“Our quiet, gathered Sunday morning Meeting for Worship has sustained me all my adult life: more powerful than private prayer, our search for God’s presence – that inner light in ourselves and in others – and the sharing of our concerns, tap into guidance about how we should try to live our lives. After meeting, there is something warm, friendly and positive to take out into everyday life – some meaning to our busy lives perhaps …” Polly
“I enjoy the simplicity of Quaker meditation. There is only one Power of the Universe, one Source, but many religions/beliefs. Two quotes I like: ‘Just realise where you came from’; ‘The morning breeze has secrets to tell you – do not go back to sleep.’” Richard
“Here are the words that came to mind one Sunday a few months ago as I was preparing myself for our time of silent worship. I remember being very aware of all those who had come before me into this quiet space: ‘To listen for the unheard … To sense untold Presence … To quiet internal clamour … To let the body be still … Is to gather all in worship … And offer mankind a blessing … Unconditional … Everlasting and loving’ ” Rosalee
“When I come to meeting, I feel I am amongst kindred spirits.

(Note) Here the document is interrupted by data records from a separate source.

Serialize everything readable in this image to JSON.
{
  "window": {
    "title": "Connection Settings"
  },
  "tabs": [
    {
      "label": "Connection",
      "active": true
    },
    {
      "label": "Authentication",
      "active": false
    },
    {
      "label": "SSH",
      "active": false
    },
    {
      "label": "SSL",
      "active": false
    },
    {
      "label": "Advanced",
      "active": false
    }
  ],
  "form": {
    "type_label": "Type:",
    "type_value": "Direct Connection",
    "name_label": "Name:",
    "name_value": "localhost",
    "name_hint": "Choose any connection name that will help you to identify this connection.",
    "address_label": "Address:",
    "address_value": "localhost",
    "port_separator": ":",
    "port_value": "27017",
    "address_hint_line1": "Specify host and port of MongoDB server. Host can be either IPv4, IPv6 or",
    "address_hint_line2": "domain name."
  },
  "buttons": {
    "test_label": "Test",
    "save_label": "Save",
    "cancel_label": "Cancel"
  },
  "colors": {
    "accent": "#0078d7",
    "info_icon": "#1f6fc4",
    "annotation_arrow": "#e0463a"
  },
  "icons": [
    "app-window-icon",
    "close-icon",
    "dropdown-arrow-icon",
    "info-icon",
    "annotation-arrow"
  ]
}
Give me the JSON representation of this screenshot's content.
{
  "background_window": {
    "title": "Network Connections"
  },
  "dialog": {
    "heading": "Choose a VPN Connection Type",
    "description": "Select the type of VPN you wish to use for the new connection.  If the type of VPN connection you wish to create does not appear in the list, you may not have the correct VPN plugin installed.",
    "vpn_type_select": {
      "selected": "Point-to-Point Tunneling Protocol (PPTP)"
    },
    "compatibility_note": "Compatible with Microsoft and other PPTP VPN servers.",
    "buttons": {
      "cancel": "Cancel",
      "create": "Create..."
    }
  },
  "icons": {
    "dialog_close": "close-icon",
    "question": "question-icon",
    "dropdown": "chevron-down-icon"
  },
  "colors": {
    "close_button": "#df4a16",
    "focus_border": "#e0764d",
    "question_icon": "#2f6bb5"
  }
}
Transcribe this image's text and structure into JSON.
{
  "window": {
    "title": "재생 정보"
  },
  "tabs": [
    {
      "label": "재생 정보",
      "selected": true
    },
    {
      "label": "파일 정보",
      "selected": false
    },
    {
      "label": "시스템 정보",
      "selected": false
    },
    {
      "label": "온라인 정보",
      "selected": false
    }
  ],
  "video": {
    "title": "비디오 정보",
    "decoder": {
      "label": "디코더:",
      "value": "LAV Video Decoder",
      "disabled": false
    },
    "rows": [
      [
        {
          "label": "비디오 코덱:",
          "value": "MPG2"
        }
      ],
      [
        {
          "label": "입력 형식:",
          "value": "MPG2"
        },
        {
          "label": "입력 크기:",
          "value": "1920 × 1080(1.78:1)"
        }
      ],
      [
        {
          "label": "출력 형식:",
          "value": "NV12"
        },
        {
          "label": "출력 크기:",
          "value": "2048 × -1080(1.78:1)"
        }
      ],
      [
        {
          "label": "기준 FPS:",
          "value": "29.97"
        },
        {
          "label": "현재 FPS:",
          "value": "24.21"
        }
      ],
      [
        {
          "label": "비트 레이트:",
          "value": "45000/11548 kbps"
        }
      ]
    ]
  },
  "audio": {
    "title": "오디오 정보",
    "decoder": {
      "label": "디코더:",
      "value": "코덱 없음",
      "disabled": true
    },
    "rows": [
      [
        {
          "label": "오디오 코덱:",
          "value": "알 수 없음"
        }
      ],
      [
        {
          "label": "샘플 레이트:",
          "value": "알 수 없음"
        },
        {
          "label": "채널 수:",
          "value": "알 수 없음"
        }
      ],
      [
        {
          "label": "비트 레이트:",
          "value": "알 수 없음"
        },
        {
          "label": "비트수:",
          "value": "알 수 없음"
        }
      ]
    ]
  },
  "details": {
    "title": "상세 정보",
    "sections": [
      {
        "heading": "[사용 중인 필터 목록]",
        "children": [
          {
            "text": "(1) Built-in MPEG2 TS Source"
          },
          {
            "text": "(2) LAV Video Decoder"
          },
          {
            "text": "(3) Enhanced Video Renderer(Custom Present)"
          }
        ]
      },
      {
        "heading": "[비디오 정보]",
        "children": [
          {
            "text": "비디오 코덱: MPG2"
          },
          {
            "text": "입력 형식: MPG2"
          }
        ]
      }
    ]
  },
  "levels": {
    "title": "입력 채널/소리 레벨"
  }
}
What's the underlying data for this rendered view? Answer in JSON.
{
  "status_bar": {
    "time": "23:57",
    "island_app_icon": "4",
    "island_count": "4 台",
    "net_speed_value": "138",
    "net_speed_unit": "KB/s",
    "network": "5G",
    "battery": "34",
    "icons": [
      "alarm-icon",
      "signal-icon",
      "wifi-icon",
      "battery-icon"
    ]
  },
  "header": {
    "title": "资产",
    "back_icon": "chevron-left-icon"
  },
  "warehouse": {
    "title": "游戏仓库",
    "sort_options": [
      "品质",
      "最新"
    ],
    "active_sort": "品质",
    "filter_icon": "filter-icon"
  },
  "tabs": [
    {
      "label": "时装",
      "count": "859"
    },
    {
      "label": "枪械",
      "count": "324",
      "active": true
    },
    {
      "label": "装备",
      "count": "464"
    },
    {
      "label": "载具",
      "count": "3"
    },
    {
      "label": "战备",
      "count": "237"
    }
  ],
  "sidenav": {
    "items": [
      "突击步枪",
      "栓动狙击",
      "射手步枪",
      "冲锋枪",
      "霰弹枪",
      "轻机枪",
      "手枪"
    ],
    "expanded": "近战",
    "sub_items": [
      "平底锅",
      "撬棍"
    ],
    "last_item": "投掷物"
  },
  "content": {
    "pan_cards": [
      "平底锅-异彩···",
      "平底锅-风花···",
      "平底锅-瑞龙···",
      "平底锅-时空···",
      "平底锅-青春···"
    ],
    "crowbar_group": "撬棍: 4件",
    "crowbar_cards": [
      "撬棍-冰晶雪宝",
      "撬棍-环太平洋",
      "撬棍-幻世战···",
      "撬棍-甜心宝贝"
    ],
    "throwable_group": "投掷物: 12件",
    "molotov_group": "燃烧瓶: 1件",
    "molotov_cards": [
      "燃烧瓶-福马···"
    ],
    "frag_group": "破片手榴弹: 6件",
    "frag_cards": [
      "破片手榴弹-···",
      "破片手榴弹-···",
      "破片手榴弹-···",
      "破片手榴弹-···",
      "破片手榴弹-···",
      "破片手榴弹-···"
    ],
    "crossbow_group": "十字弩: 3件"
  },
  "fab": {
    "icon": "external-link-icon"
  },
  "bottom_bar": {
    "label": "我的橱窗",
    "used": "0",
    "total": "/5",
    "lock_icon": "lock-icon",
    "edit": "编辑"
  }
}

Each of us present has our own set of spiritual ‘maps’ that we feel comfortable with using during the course of our lives; yet I get a strong sense that we are all using the same compass. This, for me, provides a sense of unity and comradeship within the meeting.” Frank
“I like the Quakers because I’ve found a religious ‘home’ that fits with me rather than me having to fit in with the group.” Elizabeth
“When I found Quakers (both at Woking and nationally) I discovered not only a spirituality that I can understand but also a group of people I feel very much at home with; not because we all think alike but because we know that, whatever our beliefs, we are respected and valued.” Irene
Who are the Quakers?
Quakers – officially known as The Religious Society of Friends – are a group of roughly a third of a million individuals worldwide, who refer to each other simply as “Friends”.
The Society was founded as a radical Christian movement in 17th century England. Today, Quakers come from a great variety of backgrounds and continue to uphold a progressive spiritual approach.
What is Quakerism?
Quakerism is a way of life, rather than a dogma or creed. It rests on the conviction that by looking into their inmost hearts people can have direct communion with something much deeper than thought – a profound and loving source of inspiration. This experience cannot ultimately be described in words, but Quakers aspire to base their whole lives on it.
What all Quakers have in common
There are differences in style of practice between Quakers as individuals, between local meetings, and especially between different parts of the world. Nonetheless, all Quakers share these things in common:
- A commitment to silent worship
- The welcoming of sensitive ministry from anyone present at a meeting
- Absence of any ‘spiritual’ authority, such as a priesthood or scripture (although individual teachers or scriptures may be regarded as inspirational)
- Lack of dogma or creed
- A commitment to working towards social justice, peace, humane treatment of prisoners, animals etc. Quakers have helped to begin many charities and non-profit organisations and some of the businesses they founded pioneered standards of social welfare provision, including decent housing.